------ SOURCE INFORMATION

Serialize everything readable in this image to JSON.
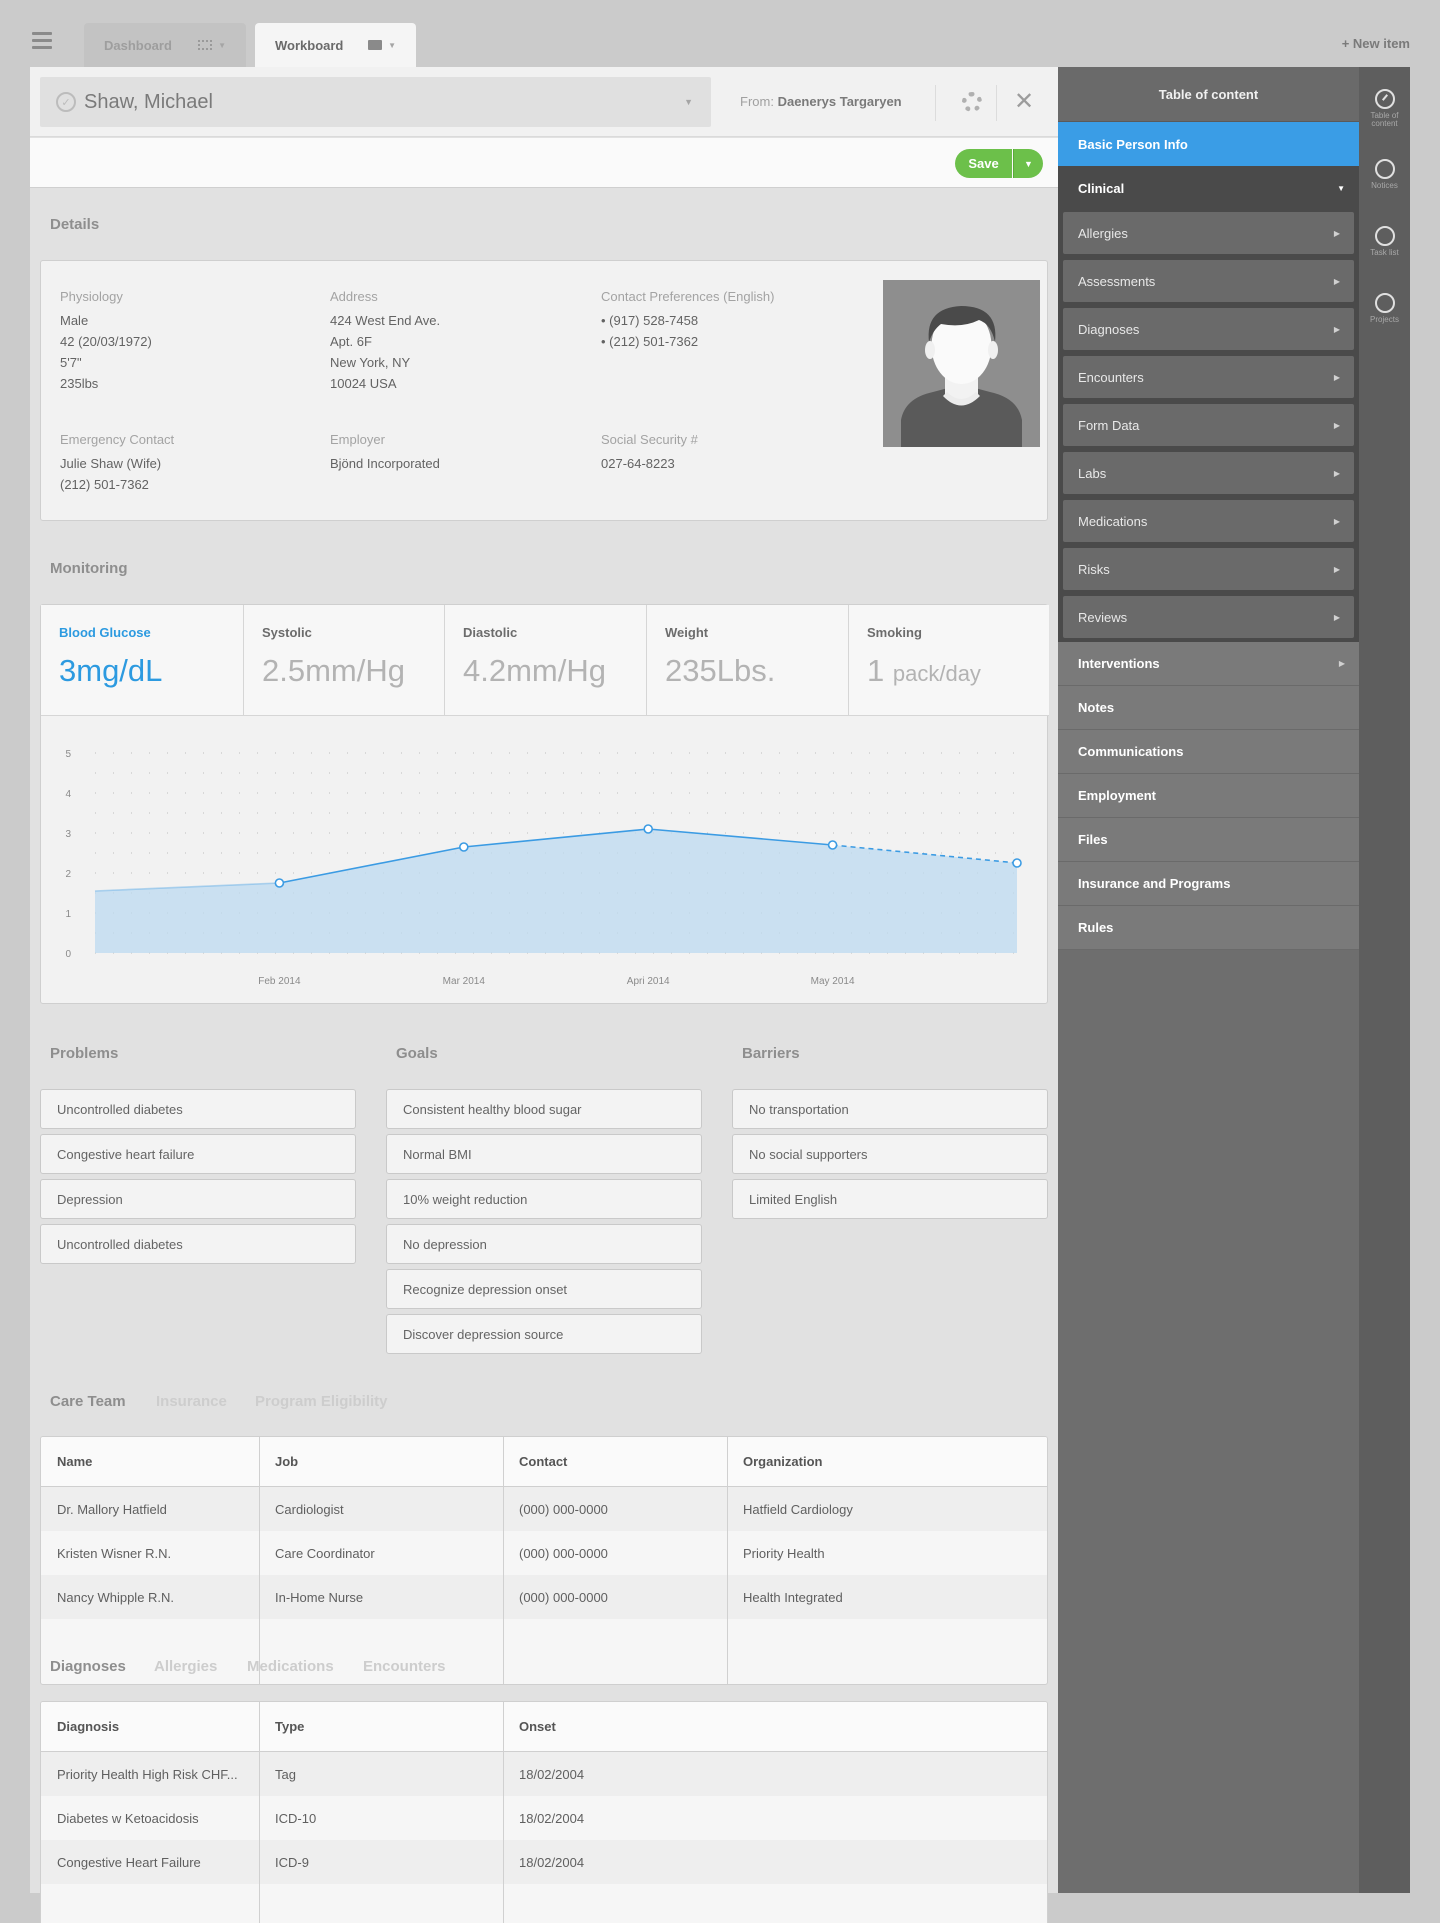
{
  "topbar": {
    "tabs": [
      {
        "label": "Dashboard"
      },
      {
        "label": "Workboard"
      }
    ],
    "new_item": "+ New item"
  },
  "header": {
    "patient_name": "Shaw, Michael",
    "from_label": "From:",
    "from_name": "Daenerys Targaryen",
    "save_label": "Save"
  },
  "details": {
    "title": "Details",
    "physiology": {
      "label": "Physiology",
      "lines": [
        "Male",
        "42 (20/03/1972)",
        "5'7\"",
        "235lbs"
      ]
    },
    "address": {
      "label": "Address",
      "lines": [
        "424 West End Ave.",
        "Apt. 6F",
        "New York, NY",
        "10024 USA"
      ]
    },
    "contact": {
      "label": "Contact Preferences (English)",
      "lines": [
        "• (917) 528-7458",
        "• (212) 501-7362"
      ]
    },
    "emergency": {
      "label": "Emergency Contact",
      "lines": [
        "Julie Shaw (Wife)",
        "(212) 501-7362"
      ]
    },
    "employer": {
      "label": "Employer",
      "lines": [
        "Bjönd Incorporated"
      ]
    },
    "ssn": {
      "label": "Social Security #",
      "lines": [
        "027-64-8223"
      ]
    }
  },
  "monitoring": {
    "title": "Monitoring",
    "metrics": [
      {
        "label": "Blood Glucose",
        "value": "3mg/dL",
        "unit": ""
      },
      {
        "label": "Systolic",
        "value": "2.5mm/Hg",
        "unit": ""
      },
      {
        "label": "Diastolic",
        "value": "4.2mm/Hg",
        "unit": ""
      },
      {
        "label": "Weight",
        "value": "235Lbs.",
        "unit": ""
      },
      {
        "label": "Smoking",
        "value": "1",
        "unit": "pack/day"
      }
    ]
  },
  "chart_data": {
    "type": "area",
    "title": "",
    "xlabel": "",
    "ylabel": "",
    "ylim": [
      0,
      5
    ],
    "yticks": [
      "0",
      "1",
      "2",
      "3",
      "4",
      "5"
    ],
    "xtick_labels": [
      "Feb 2014",
      "Mar 2014",
      "Apri 2014",
      "May 2014"
    ],
    "x": [
      "Jan 2014",
      "Feb 2014",
      "Mar 2014",
      "Apri 2014",
      "May 2014",
      "Jun 2014"
    ],
    "values": [
      1.55,
      1.75,
      2.65,
      3.1,
      2.7,
      2.25
    ],
    "markers_on": [
      "Feb 2014",
      "Mar 2014",
      "Apri 2014",
      "May 2014",
      "Jun 2014"
    ],
    "projected_from": "May 2014",
    "grid": true,
    "colors": {
      "line": "#3b9be3",
      "fill": "#bcd9f0"
    }
  },
  "problems": {
    "title": "Problems",
    "items": [
      "Uncontrolled diabetes",
      "Congestive heart failure",
      "Depression",
      "Uncontrolled diabetes"
    ]
  },
  "goals": {
    "title": "Goals",
    "items": [
      "Consistent healthy blood sugar",
      "Normal BMI",
      "10% weight reduction",
      "No depression",
      "Recognize depression onset",
      "Discover depression source"
    ]
  },
  "barriers": {
    "title": "Barriers",
    "items": [
      "No transportation",
      "No social supporters",
      "Limited English"
    ]
  },
  "care_team": {
    "tabs": [
      "Care Team",
      "Insurance",
      "Program Eligibility"
    ],
    "columns": [
      "Name",
      "Job",
      "Contact",
      "Organization"
    ],
    "rows": [
      [
        "Dr. Mallory Hatfield",
        "Cardiologist",
        "(000) 000-0000",
        "Hatfield Cardiology"
      ],
      [
        "Kristen Wisner  R.N.",
        "Care Coordinator",
        "(000) 000-0000",
        "Priority Health"
      ],
      [
        "Nancy Whipple R.N.",
        "In-Home Nurse",
        "(000) 000-0000",
        "Health Integrated"
      ]
    ]
  },
  "diagnoses": {
    "tabs": [
      "Diagnoses",
      "Allergies",
      "Medications",
      "Encounters"
    ],
    "columns": [
      "Diagnosis",
      "Type",
      "Onset"
    ],
    "rows": [
      [
        "Priority Health High Risk CHF...",
        "Tag",
        "18/02/2004"
      ],
      [
        "Diabetes w Ketoacidosis",
        "ICD-10",
        "18/02/2004"
      ],
      [
        "Congestive Heart Failure",
        "ICD-9",
        "18/02/2004"
      ]
    ]
  },
  "toc": {
    "title": "Table of content",
    "basic": "Basic Person Info",
    "clinical": "Clinical",
    "clinical_items": [
      "Allergies",
      "Assessments",
      "Diagnoses",
      "Encounters",
      "Form Data",
      "Labs",
      "Medications",
      "Risks",
      "Reviews"
    ],
    "items": [
      "Interventions",
      "Notes",
      "Communications",
      "Employment",
      "Files",
      "Insurance and Programs",
      "Rules"
    ]
  },
  "rail": [
    {
      "label1": "Table of",
      "label2": "content"
    },
    {
      "label1": "Notices",
      "label2": ""
    },
    {
      "label1": "Task list",
      "label2": ""
    },
    {
      "label1": "Projects",
      "label2": ""
    }
  ]
}
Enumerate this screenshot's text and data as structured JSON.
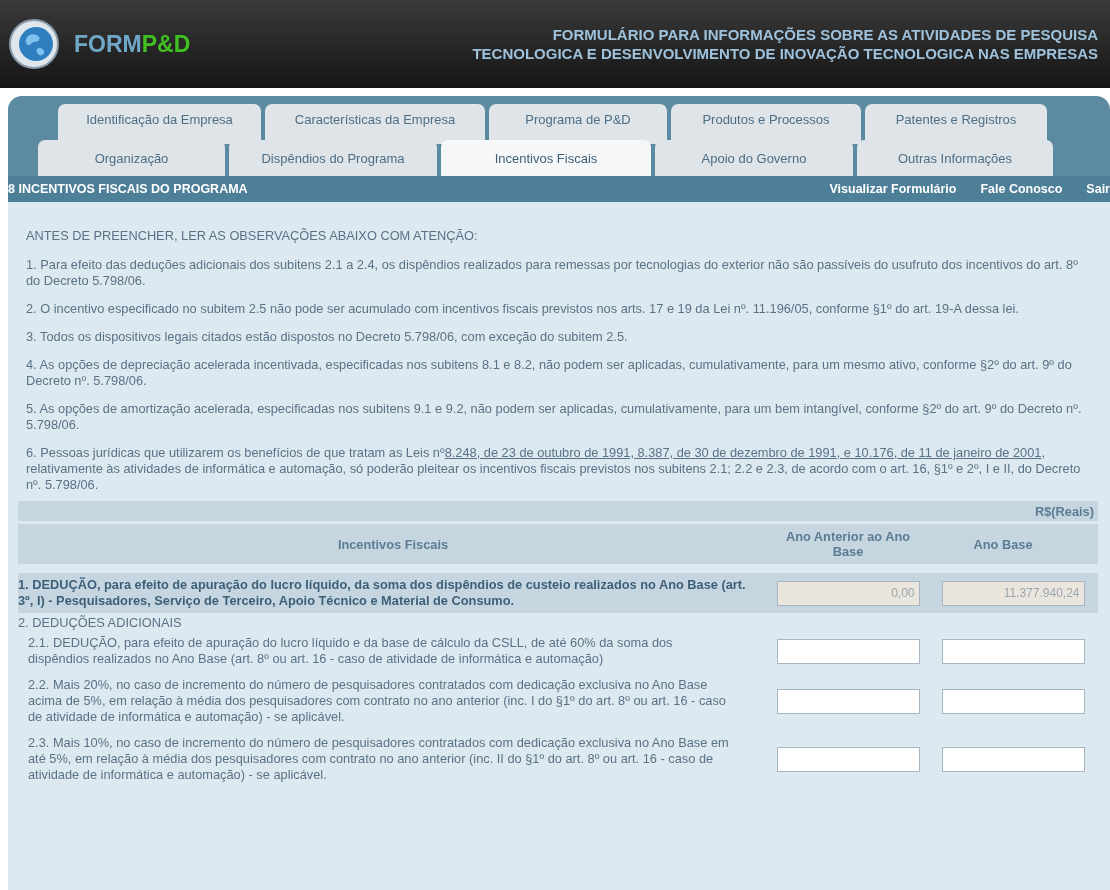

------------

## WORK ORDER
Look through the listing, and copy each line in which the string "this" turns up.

## FINAL ANSWER
Serialize everything readable in this image to JSON.
Enumerate this screenshot's text and data as structured JSON.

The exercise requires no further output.